Tx houses one or more in five US “stores” that make costly debts to your employed bad. Legislators may fortify the county’s standing—or eliminate almost all of it off.
With legislators convening in Arizona and Austin, the next few years might be make-or-break for Colorado’ $5.8 billion cash advance industry. In Washington, the’s potential future could hinge on whether Donald Trump fulfills a pledge to gut the customer Financial safeguards agency. In June, that national agencies suggested formula requiring providers like payday loan providers to ascertain if individuals can repay financial loans. Should the CFPB’s principles be efficient as slated in 2018, conformity costs will eliminate 70-plus percent of all of the businesses that offer short term debt to consumers, market advocates say.
In Austin, at the same time, the leniency that Texas manages payday financing was experiencing challenging via 39-and-counting metropolitan areas which have implemented ordinances restricting some field tactics, such as for example by limiting mortgage amounts centered on borrowers’ money. About 8 % of Texas customers have used pay day loans, when compared to 5.5 % nationally, according to research by the Pew Charitable Trusts.

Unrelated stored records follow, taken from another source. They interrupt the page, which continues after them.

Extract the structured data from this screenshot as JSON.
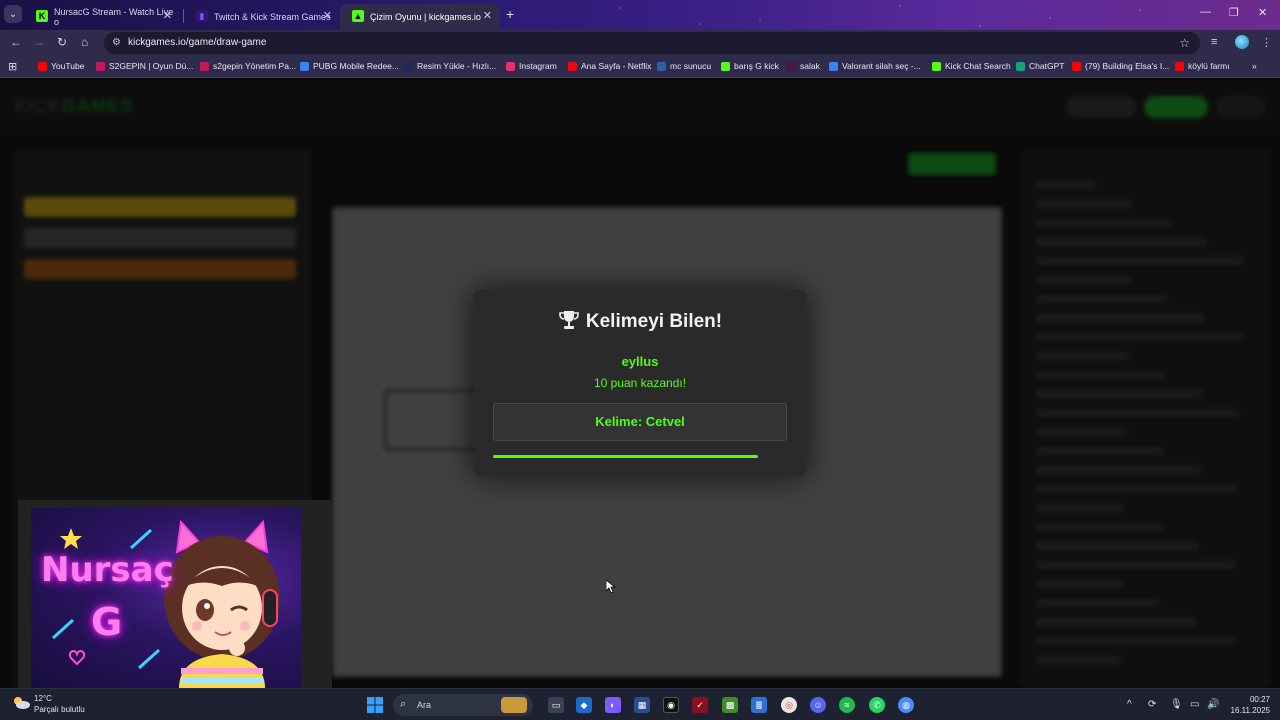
{
  "browser": {
    "tabs": [
      {
        "title": "NursacG Stream - Watch Live o",
        "favicon": "kick-icon",
        "active": false
      },
      {
        "title": "Twitch & Kick Stream Games",
        "favicon": "twitch-icon",
        "active": false
      },
      {
        "title": "Çizim Oyunu | kickgames.io",
        "favicon": "kickgames-icon",
        "active": true
      }
    ],
    "url": "kickgames.io/game/draw-game",
    "bookmarks": [
      {
        "label": "YouTube",
        "icon": "youtube-icon",
        "color": "#ff0000"
      },
      {
        "label": "S2GEPIN | Oyun Dü...",
        "icon": "s2gepin-icon",
        "color": "#c2185b"
      },
      {
        "label": "s2gepin Yönetim Pa...",
        "icon": "s2gepin-icon",
        "color": "#c2185b"
      },
      {
        "label": "PUBG Mobile Redee...",
        "icon": "pubg-icon",
        "color": "#3b82f6"
      },
      {
        "label": "Resim Yükle - Hızlı...",
        "icon": "upload-icon",
        "color": "#1f2a5c"
      },
      {
        "label": "Instagram",
        "icon": "instagram-icon",
        "color": "#e1306c"
      },
      {
        "label": "Ana Sayfa - Netflix",
        "icon": "netflix-icon",
        "color": "#e50914"
      },
      {
        "label": "mc sunucu",
        "icon": "minecraft-server-icon",
        "color": "#2b5fab"
      },
      {
        "label": "barış G kick",
        "icon": "kick-icon",
        "color": "#53fc18"
      },
      {
        "label": "salak",
        "icon": "slack-icon",
        "color": "#4a154b"
      },
      {
        "label": "Valorant silah seç -...",
        "icon": "valorant-icon",
        "color": "#3b82f6"
      },
      {
        "label": "Kick Chat Search",
        "icon": "kick-icon",
        "color": "#53fc18"
      },
      {
        "label": "ChatGPT",
        "icon": "chatgpt-icon",
        "color": "#10a37f"
      },
      {
        "label": "(79) Building Elsa's I...",
        "icon": "youtube-icon",
        "color": "#ff0000"
      },
      {
        "label": "köylü farmı",
        "icon": "youtube-icon",
        "color": "#ff0000"
      }
    ]
  },
  "modal": {
    "title": "Kelimeyi Bilen!",
    "winner": "eyllus",
    "points_text": "10 puan kazandı!",
    "word_text": "Kelime: Cetvel",
    "progress": 0.9
  },
  "webcam": {
    "name_line1": "Nursaç",
    "name_line2": "G"
  },
  "taskbar": {
    "weather_temp": "12°C",
    "weather_desc": "Parçalı bulutlu",
    "search_placeholder": "Ara",
    "time": "00:27",
    "date": "16.11.2025"
  },
  "colors": {
    "accent_green": "#53fc18",
    "modal_bg": "#2a2a2a"
  }
}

In 2014, Tx was actually among four reports in which consumers compensated the greatest charges for payday advance loan in the country, per Pew studies. Like Idaho, southern area Dakota, and Wisconsin, Texas had no appropriate limitation on payday fees—a state of affairs that, no less than in the Lone celebrity State, remains real. “The Legislature might make a proper change for Tx individuals by getting the town ordinances into county legislation and adopting a reasonable speed limit for payday and auto title loans,” states Ann Baddour, movie director for the reasonable Investment Services task at Tx Appleseed, an Austin-based advocacy group.
Dallas, last year, turned 1st Colorado urban area to take on the so-called “unified regulation,” which these days is effective in nearby ’burbs like Flower Mound, Garland, Mesquite, and Arlington. Jerry Allen, a former Dallas city council member, remembers a payday lobbyist intimidating to sue after Allen spearheaded the legislation’s passageway. “we informed him, ‘We’ll take your ass on the courtroom of public opinion, immediately after which we’ll take your ass to a court of legislation,’” he states.
Dallas state in 2015 have 432 “stores” that did payday credit, the third-most nationwide, based on Auburn University study. Tarrant region, with 329, ranked #4, with Harris district No. 1, and California’s Los Angeles district #2.
Colorado’ light regulating touch is actually a significant reason why in 2015 hawaii have 23.1 per cent of payday-lending stores across the country, states James Barth, a finance scholar whom led the Auburn study. Ca, the number 2 pro, have 12 percentage, he states. “Things remain notably unstable at the moment about any appropriate or regulating modifications due to the election,” Barth said. Regulating improvement like CFPB’s proposed policies would affect almost every other members in “alternative loans,” an umbrella label for roughly a half-dozen forms of pricey financing towards the poor.
North Colorado is actually a kingpin in alternate money, the place to find people like Fort Worth’s FirstCash (probably the world’s biggest agent of pawn retailers,) Irving’s ACE profit present (payday credit and check cashing,) and Dallas’ MoneyGram (revenue move). FirstCash, ACE, and MoneyGram didn’t make managers readily available for interviews.
Taxis, Perhaps Not Trains
Customers incorporate payday loan providers as a convenient solution to cover gaps within their budget, generally of $500 or significantly less. In 2015, getting $100 for a two-week financing, Tx buyers normally would compose a check for $123.53 to lenders, which cashed the inspections regarding individual’s next payday, based on Appleseed information. On average, the annualized amount rate that Colorado people effortlessly shell out on payday and vehicle name financial loans work between 200 % and 500 percent, per Appleseed.
A 2007 post from Fordham rules class in comparison payday loans to cab: affordable for short term requires, not the long term. Borrowers usually discover issues with “rollovers,” in essence borrowing once again to re-pay current obligations. A Pew charity learn in 2012 located payday borrowers remove a yearly medium of eight debts of $375 apiece and spend $520 on interest.